For example, I’ve come up dry looking for my Ohio ancestor’s naturalization records at Ancestry.com. But I found Morgan’s great-grandfather (who lived in Pennsylvania) on the site with hardly any trouble.
Our collection of state research guides will help you take your research across the United States. These quick, four-page summaries walk you through each state’s history, key record types, and tips for vital-records access.
4. Check in Often
As you research, touch base with your client periodically. You want to make sure you’ve been researching the right individuals in the right locations, particularly if your client has a common last name.
Checking in can also help springboard more memories. Even if you didn’t get much information initially, you’ll be surprised by how much your friend remembers once you find the right trigger. Perhaps all he needed was a name to jog his memory and remind him of something an aunt used to say. That, in turn, can lead you to new records and ancestors.
Lead off with statements like “I found the name John Smith in my research. Does that sound familiar?” Bring along photos of people and places, if you’ve found any. Ask follow-up questions to tease out details that you can apply to your ongoing research.
5. Share What They Want to Know
Research turns up all sorts of information. In fact, you may find yourself with more details and records than you know what to do with. Genealogists can manage all that data and sift through it to find the most important nuggets, but your client is likely not so savvy.
May, for example, is something of a Luddite. Presenting her with the dozens of digitized records that I found of her mother, aunts and uncles, and grandparents would have quickly overwhelmed her. Instead, I focused solely on records (and information) relevant to our goal—identifying her birth father’s parents and grandparents.
It’s your job to determine what information is the most important to share with your client—and not to overwhelm them with the rest. Of course, you’re not attempting to censor anything or keep your client in the dark. Rather, you simply want to summarize your key findings and continue moving toward your research objective. Start with what’s most relevant to the goal(s) you established in No. 1.
Having said that: You might consider sharing information you know will be meaningful to your client, even if it’s outside the scope of your project. For example, I found a high school yearbook photo of May’s mother, which I thought she might enjoy. She had never seen a photo of her teenaged mother, and appreciated being able to see her at such a young age.
6. Tread Lightly
Family history is incredibly personal, and you never know what potential landmines you might unearth in your research.
The fact that you’re not personally impacted by discoveries is a double-edged sword. On the one hand, you, as a dispassionate, third-party researcher, can provide an objective view of a family’s history. And, in most cases, you won’t be as emotionally involved as a family member. You can more logically investigate fraught situations, such as unexpected adoptions, infidelity and “black sheep” ancestors.
But, on the other hand, you’re also something of an outsider. As a non-family member, you may be perceived as not having a “right” to participate in conversations about sensitive family matters.
Keep this in mind as you present your findings.
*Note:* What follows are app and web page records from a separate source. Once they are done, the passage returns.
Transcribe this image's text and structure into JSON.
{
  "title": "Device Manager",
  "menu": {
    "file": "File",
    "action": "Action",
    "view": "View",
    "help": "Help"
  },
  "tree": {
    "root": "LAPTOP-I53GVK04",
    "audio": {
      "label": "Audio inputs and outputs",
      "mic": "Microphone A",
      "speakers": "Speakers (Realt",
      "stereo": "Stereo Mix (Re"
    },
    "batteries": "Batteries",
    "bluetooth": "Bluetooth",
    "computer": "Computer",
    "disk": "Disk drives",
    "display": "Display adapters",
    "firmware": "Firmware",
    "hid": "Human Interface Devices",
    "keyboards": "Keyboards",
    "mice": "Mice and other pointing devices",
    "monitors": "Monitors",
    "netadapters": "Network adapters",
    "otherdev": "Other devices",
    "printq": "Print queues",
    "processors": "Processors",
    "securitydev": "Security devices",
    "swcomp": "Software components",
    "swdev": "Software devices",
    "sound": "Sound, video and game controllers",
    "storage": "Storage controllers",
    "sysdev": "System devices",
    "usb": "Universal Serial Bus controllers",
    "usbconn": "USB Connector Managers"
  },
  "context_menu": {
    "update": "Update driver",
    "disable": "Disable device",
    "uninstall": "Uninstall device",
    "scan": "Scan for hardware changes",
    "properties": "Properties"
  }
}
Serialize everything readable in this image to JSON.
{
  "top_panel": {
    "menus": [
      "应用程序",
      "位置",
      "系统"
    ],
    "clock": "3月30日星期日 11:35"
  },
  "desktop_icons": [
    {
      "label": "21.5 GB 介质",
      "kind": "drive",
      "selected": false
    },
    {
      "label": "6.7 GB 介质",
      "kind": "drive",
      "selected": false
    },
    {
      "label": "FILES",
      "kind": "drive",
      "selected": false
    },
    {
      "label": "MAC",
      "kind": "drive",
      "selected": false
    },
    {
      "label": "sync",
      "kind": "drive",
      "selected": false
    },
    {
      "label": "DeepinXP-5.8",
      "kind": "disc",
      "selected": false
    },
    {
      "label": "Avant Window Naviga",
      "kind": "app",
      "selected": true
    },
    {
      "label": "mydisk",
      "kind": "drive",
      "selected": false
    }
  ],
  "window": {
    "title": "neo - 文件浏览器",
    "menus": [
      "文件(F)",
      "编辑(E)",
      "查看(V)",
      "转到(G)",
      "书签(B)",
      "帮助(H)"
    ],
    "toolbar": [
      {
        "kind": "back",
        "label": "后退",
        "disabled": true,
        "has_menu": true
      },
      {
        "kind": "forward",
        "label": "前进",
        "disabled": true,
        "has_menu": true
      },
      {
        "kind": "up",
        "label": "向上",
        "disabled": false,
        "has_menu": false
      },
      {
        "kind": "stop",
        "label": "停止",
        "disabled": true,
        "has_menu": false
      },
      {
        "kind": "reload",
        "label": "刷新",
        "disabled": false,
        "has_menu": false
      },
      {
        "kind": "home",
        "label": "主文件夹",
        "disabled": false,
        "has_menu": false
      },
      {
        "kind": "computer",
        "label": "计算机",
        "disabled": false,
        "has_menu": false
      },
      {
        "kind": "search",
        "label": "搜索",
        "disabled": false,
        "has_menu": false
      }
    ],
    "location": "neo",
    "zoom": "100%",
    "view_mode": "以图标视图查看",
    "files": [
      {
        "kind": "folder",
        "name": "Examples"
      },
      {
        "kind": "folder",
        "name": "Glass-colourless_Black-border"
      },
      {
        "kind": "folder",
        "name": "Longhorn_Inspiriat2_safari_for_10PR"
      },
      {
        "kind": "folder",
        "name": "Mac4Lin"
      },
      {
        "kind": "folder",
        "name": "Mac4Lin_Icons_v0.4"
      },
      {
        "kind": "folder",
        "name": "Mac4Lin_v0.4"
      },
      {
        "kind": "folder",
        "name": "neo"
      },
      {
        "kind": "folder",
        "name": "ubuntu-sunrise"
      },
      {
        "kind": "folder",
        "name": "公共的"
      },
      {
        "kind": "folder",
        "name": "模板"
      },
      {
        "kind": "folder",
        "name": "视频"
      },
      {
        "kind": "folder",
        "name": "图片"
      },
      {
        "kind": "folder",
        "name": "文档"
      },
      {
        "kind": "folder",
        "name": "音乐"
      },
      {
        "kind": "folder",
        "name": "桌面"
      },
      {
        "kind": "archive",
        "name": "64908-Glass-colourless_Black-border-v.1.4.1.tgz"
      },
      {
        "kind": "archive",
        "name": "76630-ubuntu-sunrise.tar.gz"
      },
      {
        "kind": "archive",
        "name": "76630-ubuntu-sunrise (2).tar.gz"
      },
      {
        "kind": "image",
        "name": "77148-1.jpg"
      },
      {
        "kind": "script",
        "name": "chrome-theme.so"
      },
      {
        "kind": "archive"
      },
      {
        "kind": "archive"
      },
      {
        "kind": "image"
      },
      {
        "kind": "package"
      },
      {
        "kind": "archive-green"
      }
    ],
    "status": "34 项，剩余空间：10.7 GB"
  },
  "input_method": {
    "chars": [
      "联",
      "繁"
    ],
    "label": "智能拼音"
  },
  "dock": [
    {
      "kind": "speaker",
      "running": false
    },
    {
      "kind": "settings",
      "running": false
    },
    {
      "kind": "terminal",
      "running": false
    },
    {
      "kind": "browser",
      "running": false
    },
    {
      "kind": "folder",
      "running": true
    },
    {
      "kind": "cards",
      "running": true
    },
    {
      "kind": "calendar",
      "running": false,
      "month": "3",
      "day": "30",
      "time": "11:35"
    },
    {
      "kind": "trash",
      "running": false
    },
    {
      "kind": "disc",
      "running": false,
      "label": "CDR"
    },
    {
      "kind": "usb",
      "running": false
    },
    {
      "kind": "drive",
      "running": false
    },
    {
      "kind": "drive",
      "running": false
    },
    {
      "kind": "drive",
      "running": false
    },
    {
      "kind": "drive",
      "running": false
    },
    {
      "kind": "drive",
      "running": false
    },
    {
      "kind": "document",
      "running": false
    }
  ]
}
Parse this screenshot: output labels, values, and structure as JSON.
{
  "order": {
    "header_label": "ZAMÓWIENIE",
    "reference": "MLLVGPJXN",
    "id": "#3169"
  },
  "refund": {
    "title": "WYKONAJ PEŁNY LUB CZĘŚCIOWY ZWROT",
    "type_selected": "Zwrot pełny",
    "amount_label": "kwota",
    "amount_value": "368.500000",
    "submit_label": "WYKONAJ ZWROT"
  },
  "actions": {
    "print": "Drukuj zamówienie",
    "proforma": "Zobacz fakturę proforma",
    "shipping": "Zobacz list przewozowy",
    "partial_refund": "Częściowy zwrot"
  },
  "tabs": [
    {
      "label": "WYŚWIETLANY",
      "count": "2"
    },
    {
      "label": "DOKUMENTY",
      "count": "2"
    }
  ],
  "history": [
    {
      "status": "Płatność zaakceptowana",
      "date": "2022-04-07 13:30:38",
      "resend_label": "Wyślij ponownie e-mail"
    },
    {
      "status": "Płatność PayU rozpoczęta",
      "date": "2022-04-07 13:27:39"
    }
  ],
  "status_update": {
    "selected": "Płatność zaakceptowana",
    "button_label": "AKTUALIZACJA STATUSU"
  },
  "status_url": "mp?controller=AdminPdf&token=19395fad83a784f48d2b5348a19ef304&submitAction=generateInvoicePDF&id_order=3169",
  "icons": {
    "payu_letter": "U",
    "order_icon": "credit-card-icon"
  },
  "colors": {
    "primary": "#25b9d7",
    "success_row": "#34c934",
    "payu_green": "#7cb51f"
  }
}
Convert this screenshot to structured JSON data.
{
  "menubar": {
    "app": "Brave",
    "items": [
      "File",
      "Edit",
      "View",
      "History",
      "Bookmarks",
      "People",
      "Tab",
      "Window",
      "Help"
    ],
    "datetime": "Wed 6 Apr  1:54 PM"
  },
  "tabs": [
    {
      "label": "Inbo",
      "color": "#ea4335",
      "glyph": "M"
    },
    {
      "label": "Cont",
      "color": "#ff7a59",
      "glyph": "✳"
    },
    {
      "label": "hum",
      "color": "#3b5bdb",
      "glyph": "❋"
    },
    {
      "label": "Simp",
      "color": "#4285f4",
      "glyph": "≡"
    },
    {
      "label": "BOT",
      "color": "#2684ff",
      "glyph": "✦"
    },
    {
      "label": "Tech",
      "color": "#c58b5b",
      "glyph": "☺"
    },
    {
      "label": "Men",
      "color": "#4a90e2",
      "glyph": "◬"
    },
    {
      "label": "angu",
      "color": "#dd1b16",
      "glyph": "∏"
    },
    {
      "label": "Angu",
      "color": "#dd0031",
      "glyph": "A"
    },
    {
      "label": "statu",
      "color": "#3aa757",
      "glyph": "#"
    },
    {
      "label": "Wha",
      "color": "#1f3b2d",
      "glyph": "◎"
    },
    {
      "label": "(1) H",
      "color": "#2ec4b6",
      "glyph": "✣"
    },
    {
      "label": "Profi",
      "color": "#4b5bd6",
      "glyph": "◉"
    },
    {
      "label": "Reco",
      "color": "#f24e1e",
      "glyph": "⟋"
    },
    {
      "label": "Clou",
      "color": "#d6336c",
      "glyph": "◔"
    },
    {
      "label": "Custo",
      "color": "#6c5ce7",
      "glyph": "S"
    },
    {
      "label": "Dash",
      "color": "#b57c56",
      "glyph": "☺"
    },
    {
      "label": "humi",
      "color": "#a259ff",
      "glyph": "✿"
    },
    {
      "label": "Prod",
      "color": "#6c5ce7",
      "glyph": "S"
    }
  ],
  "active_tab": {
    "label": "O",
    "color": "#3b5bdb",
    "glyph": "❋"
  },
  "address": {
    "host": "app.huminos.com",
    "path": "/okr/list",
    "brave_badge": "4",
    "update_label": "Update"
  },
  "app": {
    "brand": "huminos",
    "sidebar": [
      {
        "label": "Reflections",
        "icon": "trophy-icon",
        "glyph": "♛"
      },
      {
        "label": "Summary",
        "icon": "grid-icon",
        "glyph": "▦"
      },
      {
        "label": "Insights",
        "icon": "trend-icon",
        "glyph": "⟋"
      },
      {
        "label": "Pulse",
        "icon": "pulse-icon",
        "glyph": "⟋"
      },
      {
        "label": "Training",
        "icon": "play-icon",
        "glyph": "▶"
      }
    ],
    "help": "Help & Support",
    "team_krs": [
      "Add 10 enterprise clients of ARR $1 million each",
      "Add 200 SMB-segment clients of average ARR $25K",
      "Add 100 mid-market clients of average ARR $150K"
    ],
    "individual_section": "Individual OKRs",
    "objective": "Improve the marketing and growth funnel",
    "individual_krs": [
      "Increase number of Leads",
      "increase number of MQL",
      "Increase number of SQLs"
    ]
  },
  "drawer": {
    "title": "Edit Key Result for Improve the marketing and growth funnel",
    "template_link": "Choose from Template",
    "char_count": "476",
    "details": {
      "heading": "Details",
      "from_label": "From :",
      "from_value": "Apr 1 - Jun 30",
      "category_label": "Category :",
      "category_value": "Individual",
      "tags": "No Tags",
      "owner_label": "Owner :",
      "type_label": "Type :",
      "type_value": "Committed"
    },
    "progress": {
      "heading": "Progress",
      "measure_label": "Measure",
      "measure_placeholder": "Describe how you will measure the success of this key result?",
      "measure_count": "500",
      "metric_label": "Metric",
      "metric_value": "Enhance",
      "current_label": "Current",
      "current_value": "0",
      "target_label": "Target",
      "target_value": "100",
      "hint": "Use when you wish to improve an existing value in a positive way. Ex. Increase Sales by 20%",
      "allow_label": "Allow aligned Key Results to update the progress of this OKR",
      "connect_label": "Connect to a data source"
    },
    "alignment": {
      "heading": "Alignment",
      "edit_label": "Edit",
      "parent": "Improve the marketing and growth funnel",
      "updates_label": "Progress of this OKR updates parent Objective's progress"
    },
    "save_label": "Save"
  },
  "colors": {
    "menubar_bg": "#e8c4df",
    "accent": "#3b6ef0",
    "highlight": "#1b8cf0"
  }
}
Put yourself in the other person’s shoes—How would you feel if you were just discovering this information about your ancestors? If possible, consult with someone else in the family ahead of time to learn if any ancestors or subjects are considered taboo or too emotional to discuss.
This is especially true when embarking on genetic genealogy, since DNA is adept at unearthing long-buried family secrets. DNA expert Diahan Southard recommends deciding with a client ahead of time what kind of information they want to know, and forewarning them about the potential for new (even shocking) details.
A version of this article appeared in the January/February 2021 issue of Family Tree Magazine.